March 7, 2019
The Rosette Nebula reveals its plasma structure.
“I turn my eyes to the schools & universities of Europe
And there behold the loom of Locke whose woof rages dire
Washed by the water-wheels of Newton. black the cloth
In heavy wreaths folds over every nation; cruel Works
Of many Wheels I view, wheel without wheel, with cogs tyrannic
Moving by compulsion each other: not as those in Eden: which
Wheel within Wheel in freedom revolve in harmony and peace.”
— William Blake
Every science journal insists that nebulae are formed by “blowing winds” from exploding stars. They are often described as “star factories”, because when X-rays from nebulae are detected, they are said to be generated by fusion reactions in new stars.
Recently, astronomers from the University of Leeds reported that their computer simulations of the Rosette Nebula best describe its formation when a thin disk of dust and gas is plugged-in to their models, instead of a thick disk, or a spherical cloud. The simulation was created because “… the cavity observed in the centre of Rosette Nebula is too small when compared to the age of its central stars — something that has has puzzled astronomers for decades.”
The prevailing opinion is that nebulae form “knots” when “winds” from exploding stars “crash” into them. The winds are said to cause low density clouds to coalesce, eventually giving birth to stars through hydrogen fusion. Problems with the standard model of stellar evolution are not the topic of this paper. Suffice to say, Electric Universe theory sees plasma, not inert gas and dust, flowing through space. The physics of electricity applies, not the physics of wind. Planetary nebulae exhibit one or more plasma sheaths, or double layers, that alternately increase and decrease electric charge flow within them.
Electric discharges in plasma clouds create double layers. Positive charge builds up on one side of a double layer and negative charge on the other. An electric field develops between the sides, and if enough current is applied the double layer will glow, otherwise, it is described as “dark mode” and can only be seen in frequencies other than visible light.

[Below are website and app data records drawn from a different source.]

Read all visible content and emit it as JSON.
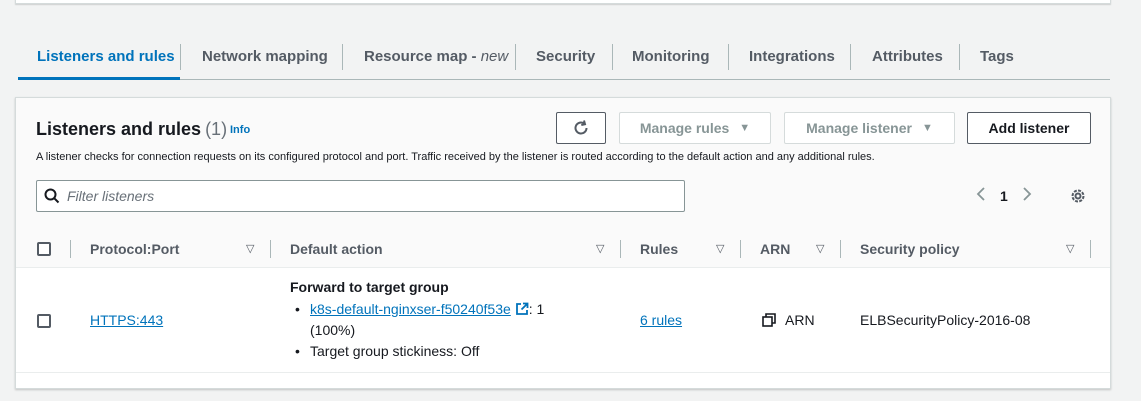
{
  "tabs": [
    {
      "label": "Listeners and rules",
      "active": true
    },
    {
      "label": "Network mapping"
    },
    {
      "label": "Resource map - ",
      "tag": "new"
    },
    {
      "label": "Security"
    },
    {
      "label": "Monitoring"
    },
    {
      "label": "Integrations"
    },
    {
      "label": "Attributes"
    },
    {
      "label": "Tags"
    }
  ],
  "panel": {
    "title": "Listeners and rules",
    "count": "(1)",
    "info": "Info",
    "description": "A listener checks for connection requests on its configured protocol and port. Traffic received by the listener is routed according to the default action and any additional rules.",
    "manage_rules": "Manage rules",
    "manage_listener": "Manage listener",
    "add_listener": "Add listener",
    "filter_placeholder": "Filter listeners",
    "page": "1"
  },
  "table": {
    "columns": [
      "Protocol:Port",
      "Default action",
      "Rules",
      "ARN",
      "Security policy"
    ],
    "rows": [
      {
        "protocol_port": "HTTPS:443",
        "action_title": "Forward to target group",
        "target_group": "k8s-default-nginxser-f50240f53e",
        "weight_suffix": ": 1",
        "weight_pct": "(100%)",
        "stickiness": "Target group stickiness: Off",
        "rules": "6 rules",
        "arn": "ARN",
        "security_policy": "ELBSecurityPolicy-2016-08"
      }
    ]
  },
  "colors": {
    "accent": "#0073bb",
    "text": "#16191f",
    "muted": "#545b64"
  }
}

As previously written, a neon lamp would model nebulae more correctly. Electricity passing through neon gas causes it to form a plasma that glows pale yellow. Other gases, such as oxygen or hydrogen, produce blue and red light, while heavier elements emit their own colors. The Rosette Nebula exhibits emissions at all of those wavelengths.
Astronomers, who think in absolute terms of gravity and mass, seldom think about electric charge. They think of charged particles moving along a magnetic field as a “jet”, instead of a field-aligned Birkeland current. They think of abrupt changes in the density and speed of charged particles as a “shock wave”, instead of a double layer that can explode.
Plasma’s behavior is driven by fluctuations in electric charge flow; meaning that electric forces in double layers are several orders of magnitude stronger than gravity. Double layers separate plasma into cells and filaments that can have different temperatures or densities. In the case of the Rosette Nebula, the image is a view “down the barrel” of a Bennett pinch structure formed by a pair of Birkeland current filaments. The Bennett pinch regions are seen end-on, where electricity flowing into them causes plasmas to radiate in a glow mode discharge.
Since charged particles in motion constitute an electric current, a magnetic field wraps around the current channel, diminishing with distance. That magnetic field gets stronger when more charged particles move in the same direction or when they move faster. Ions moving through the magnetic field are squeezed toward the axis. This is the Bennett pinch referred to, above.
As pointed-out in the past, 90% of the light from nebulae comes from ionized oxygen. Electric forces acting on stars might offset their internal positive charges. If that happens, the positive charges will repel each other and accelerate away from the centers of the stars, resulting in an expulsion disk composed of ionized gases and dust. Expulsion disks are most likely what forms nebular barrels, like the Rosette Nebula.
When electric charge flow is low and nebular plasmas contain small concentrations of dust, only the stars “light up” in arc-mode discharge. Where electrical stress is greater, curling filaments, jets, and the surrounding gas clouds also light up. Dust and gas can reflect the light from nearby stars, but the Rosette Nebula reveals characteristic filaments seen in laboratory plasma experiments.
Does charge separation take place in nebulae? It will, most likely, take centuries to answer that question, since the only way to detect a double layer in space is by flying a Langmuir probe through one. However, double layers abound everywhere in the Solar System: the Sun’s heliosphere, comet tails, and magnetospheres are all examples of charge separation in plasma.
An Electric Universe assumes that plasma behaves in the same way whether in the laboratory, or in a formation like the Rosette Nebula. Double layers, resulting from charge separation in space, prompted Nobel laureate Hannes Alfvén to suggest that they be considered their own class of celestial object. If that were so, astronomers would find important clues to the mysteries that confound them.